2023 was officially declared as the hottest year ever recorded, surpassing the previous record-holder, 2016, by a significant margin.
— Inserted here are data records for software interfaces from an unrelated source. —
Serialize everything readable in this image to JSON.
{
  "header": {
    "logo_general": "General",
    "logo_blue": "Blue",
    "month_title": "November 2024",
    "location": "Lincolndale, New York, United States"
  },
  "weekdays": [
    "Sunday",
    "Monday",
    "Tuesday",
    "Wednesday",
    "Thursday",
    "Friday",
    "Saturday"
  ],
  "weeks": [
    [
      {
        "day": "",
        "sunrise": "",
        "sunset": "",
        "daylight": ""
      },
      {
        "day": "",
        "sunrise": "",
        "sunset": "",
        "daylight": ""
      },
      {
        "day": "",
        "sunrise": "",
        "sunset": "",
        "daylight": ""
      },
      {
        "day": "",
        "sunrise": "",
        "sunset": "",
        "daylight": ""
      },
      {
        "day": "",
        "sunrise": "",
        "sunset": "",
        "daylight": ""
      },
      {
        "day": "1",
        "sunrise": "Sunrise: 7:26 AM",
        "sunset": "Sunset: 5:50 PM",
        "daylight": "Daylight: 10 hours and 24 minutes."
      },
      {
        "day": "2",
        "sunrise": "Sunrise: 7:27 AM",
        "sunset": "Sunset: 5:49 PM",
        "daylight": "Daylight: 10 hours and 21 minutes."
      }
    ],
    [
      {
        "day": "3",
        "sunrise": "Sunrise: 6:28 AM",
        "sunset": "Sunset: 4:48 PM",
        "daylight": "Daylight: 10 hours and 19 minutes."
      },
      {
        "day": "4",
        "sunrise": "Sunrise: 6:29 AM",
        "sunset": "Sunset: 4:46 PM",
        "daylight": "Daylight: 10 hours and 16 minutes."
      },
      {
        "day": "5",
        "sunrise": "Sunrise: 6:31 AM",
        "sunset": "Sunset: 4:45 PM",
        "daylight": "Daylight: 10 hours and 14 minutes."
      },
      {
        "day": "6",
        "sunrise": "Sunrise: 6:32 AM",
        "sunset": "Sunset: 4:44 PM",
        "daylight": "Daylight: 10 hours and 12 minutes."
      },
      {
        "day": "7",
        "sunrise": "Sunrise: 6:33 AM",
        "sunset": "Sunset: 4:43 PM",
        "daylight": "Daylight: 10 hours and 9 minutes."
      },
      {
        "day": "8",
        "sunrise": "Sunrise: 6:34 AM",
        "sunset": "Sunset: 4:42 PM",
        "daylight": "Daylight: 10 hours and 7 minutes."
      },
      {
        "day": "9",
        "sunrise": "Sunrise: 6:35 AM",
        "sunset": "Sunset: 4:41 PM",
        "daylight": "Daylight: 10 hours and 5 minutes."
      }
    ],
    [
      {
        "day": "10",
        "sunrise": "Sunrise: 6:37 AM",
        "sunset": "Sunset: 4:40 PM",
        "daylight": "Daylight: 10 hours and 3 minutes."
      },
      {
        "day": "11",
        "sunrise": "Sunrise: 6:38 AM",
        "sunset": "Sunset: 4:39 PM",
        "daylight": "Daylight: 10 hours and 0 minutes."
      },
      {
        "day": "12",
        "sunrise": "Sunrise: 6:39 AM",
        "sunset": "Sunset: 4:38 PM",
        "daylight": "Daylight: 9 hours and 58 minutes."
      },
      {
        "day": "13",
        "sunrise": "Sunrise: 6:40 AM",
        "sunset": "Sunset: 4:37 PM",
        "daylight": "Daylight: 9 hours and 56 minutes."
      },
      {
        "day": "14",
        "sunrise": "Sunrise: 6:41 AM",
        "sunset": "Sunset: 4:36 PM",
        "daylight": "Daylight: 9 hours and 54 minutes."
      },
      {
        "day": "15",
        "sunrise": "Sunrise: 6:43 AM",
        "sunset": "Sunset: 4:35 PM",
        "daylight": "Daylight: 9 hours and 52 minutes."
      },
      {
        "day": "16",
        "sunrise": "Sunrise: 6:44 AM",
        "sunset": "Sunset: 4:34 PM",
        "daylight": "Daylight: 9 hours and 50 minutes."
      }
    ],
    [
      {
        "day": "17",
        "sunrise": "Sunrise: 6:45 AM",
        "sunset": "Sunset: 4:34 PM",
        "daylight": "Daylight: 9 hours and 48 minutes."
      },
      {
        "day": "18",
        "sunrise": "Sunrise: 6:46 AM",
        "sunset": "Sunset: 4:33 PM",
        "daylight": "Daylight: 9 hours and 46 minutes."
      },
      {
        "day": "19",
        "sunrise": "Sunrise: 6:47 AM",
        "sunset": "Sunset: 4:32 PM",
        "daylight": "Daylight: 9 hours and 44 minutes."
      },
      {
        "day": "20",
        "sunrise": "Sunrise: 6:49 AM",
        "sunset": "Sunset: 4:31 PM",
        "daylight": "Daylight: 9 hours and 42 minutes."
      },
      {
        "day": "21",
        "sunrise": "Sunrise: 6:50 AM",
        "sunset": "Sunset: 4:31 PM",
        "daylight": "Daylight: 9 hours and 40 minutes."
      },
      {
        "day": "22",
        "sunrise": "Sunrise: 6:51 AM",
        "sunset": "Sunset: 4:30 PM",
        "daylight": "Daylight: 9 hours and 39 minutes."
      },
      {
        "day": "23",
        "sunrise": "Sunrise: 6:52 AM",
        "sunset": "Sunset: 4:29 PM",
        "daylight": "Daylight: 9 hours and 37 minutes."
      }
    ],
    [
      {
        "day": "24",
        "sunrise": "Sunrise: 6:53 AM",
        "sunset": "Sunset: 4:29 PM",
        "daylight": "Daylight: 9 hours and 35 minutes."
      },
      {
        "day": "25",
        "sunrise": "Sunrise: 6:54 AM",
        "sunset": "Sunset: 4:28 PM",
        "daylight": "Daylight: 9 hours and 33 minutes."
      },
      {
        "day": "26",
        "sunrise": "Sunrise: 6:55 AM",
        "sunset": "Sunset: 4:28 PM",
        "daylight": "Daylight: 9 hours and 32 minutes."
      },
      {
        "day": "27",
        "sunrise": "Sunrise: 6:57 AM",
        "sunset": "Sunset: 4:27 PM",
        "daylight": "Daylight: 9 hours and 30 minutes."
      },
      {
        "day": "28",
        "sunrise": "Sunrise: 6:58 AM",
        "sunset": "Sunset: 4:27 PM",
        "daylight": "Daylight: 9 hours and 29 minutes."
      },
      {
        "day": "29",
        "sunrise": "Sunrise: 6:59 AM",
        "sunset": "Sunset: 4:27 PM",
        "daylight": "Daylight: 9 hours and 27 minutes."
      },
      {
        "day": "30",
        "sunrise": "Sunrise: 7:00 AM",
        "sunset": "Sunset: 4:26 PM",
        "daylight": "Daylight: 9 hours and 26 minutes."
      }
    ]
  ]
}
This information comes from a recent climate report released by Copernicus, based on data dating back to 1850. The global average temperature for 2023 stood at 14.98 degrees Celsius (58.96°F).
Global surface air temperature highlights:
2023 is now confirmed as the warmest year in global temperature records since 1850.
The global average temperature for 2023 was 14.98°C, surpassing the 2016 record by 0.17°C.
2023 was 0.60°C warmer than the 1991-2020 average and 1.48°C warmer than the pre-industrial level of 1850-1900.
It is anticipated that a 12-month period ending in early 2024 will likely exceed 1.5°C above the pre-industrial level.
2023 is noteworthy as every single day throughout the year exceeded 1°C above the 1850-1900 pre-industrial level.
Almost half of the days were more than 1.5°C warmer, and two days in November saw temperatures exceeding 2°C for the first time.
Annual average air temperatures were the highest or close to the highest on record across major ocean basins and continents (except Australia).
From June to December in 2023, each month was warmer than its counterparts in previous years.
July and August 2023 set records as the warmest two months ever recorded.
The boreal summer (June-August) of 2023 was also the warmest season on record.
September 2023 stood out with a temperature deviation above the 1991–2020 average larger than any month in the ERA5 dataset.
December 2023 was globally the warmest December on record, with an average temperature of 13.51°C, 0.85°C above the 1991-2020 average, and 1.78°C above the 1850-1900 level for the month.